This short article raises several fascinating questions:
- why is the article on the front page at all? The concept that Germans speak poor English (and 14th out of 60 is not so poor) must be a major concern. The implication is that speaking English is key to success in the world and in business. But……Germany punches vastly beyond it’s weight as an exporter to the point where the surplus is verging on embarrassing. Surely there is not a problem here?
- The countries quoted as leading in the field are generally smaller and fewer people in the world speak their language. So…..they would speak more foreign languages wouldn’t they! The 5 million Norwegians have more of a need to communicate outside their own country than 80 million Germans. Germans should therefore not expect to be as good linguists as Swedes and Norwegians as the incentive is not so great?

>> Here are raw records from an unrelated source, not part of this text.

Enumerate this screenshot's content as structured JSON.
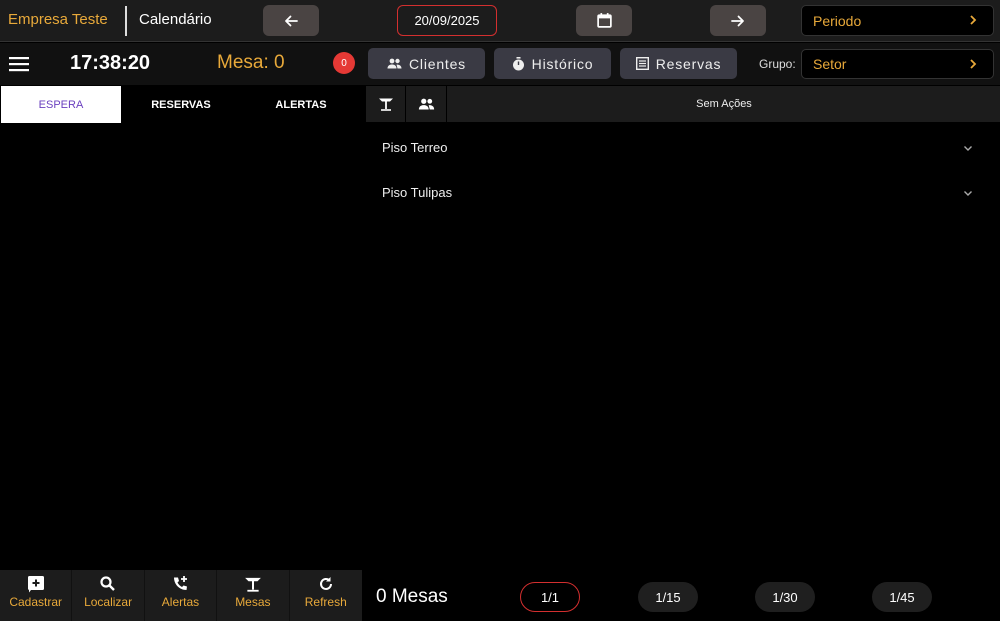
{
  "header": {
    "brand": "Empresa Teste",
    "title": "Calendário",
    "date": "20/09/2025",
    "periodo_label": "Periodo"
  },
  "toolbar": {
    "clock": "17:38:20",
    "mesa": "Mesa: 0",
    "badge_count": "0",
    "clientes_label": "Clientes",
    "historico_label": "Histórico",
    "reservas_label": "Reservas",
    "grupo_label": "Grupo:",
    "setor_value": "Setor"
  },
  "tabs": [
    {
      "label": "ESPERA",
      "active": true
    },
    {
      "label": "RESERVAS",
      "active": false
    },
    {
      "label": "ALERTAS",
      "active": false
    }
  ],
  "right_toolbar": {
    "icons": [
      "table-icon",
      "people-icon"
    ],
    "status": "Sem Ações"
  },
  "floors": [
    {
      "name": "Piso Terreo"
    },
    {
      "name": "Piso Tulipas"
    }
  ],
  "actions": [
    {
      "label": "Cadastrar",
      "icon": "add-box-icon"
    },
    {
      "label": "Localizar",
      "icon": "search-icon"
    },
    {
      "label": "Alertas",
      "icon": "phone-add-icon"
    },
    {
      "label": "Mesas",
      "icon": "table-icon"
    },
    {
      "label": "Refresh",
      "icon": "refresh-icon"
    }
  ],
  "footer": {
    "mesas_count": "0 Mesas",
    "pages": [
      "1/1",
      "1/15",
      "1/30",
      "1/45"
    ]
  },
  "colors": {
    "accent": "#e8a93a",
    "alert": "#d32f2f",
    "active_tab_text": "#6a3fbf"
  }
}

So, as someone who always enjoys spending time in Germany, it was interesting and surprising to see this story given such prominence. This implied linguistic insecurity seems entirely unwarranted. Incidentally the next story, given an equal amount of column inches, was that Germans are expecting to spend a record amount on Christmas presents this year – the average budget is expected to be €273 , an increase of €43 over the previous year.
Why do we charge by the word for translation? Because our clients want to know what they will pay before we start work and we can give a firm quotation this way. The number of words is a proxy for time spent really – from long experience, we know – more or less – how much time and what skills and resources will be required to translate a certain number of words on a certain subject from one particular language to another to a high standard. It is not perfect as translation is an art and time is spent researching terms and polishing phrases – but it enables the market for translation services to function reasonably efficiently.
What is interesting about this in the translation profession is that a lot of people disagree. The line of argument is that lawyers charge by the hour because their work is very complex, often high risk and often high value – and translators can argue that their work is the same in that particular regard. The argument continues that translators are professionals, and should therefore be rewarded in the same manner as other professionals such as lawyers and accountants. I have always disagreed with this for the reasons given in the first paragraph. So it was interesting to read a Blog post from Andrew Chamberlain of law firm Addleshaw Goddard, in which Andrew presents a very strong case for lawyers being able to charge a fixed fee rather than an unknown number of hours. Andrew attended a dinner where he heard from an executive at an oil firm. The oil firm makes highly complex and precision engineered valves for oil wells, has intricate and complex design processes, undergoes a meticulous manufacturing process, then installs deep sea oil wells hundreds of metres under the sea. That is certainly high risk and high value. Andrew argues that if a firm such as this can produce accurate quotations, then law firms (and, I would add, translation companies) can do the same.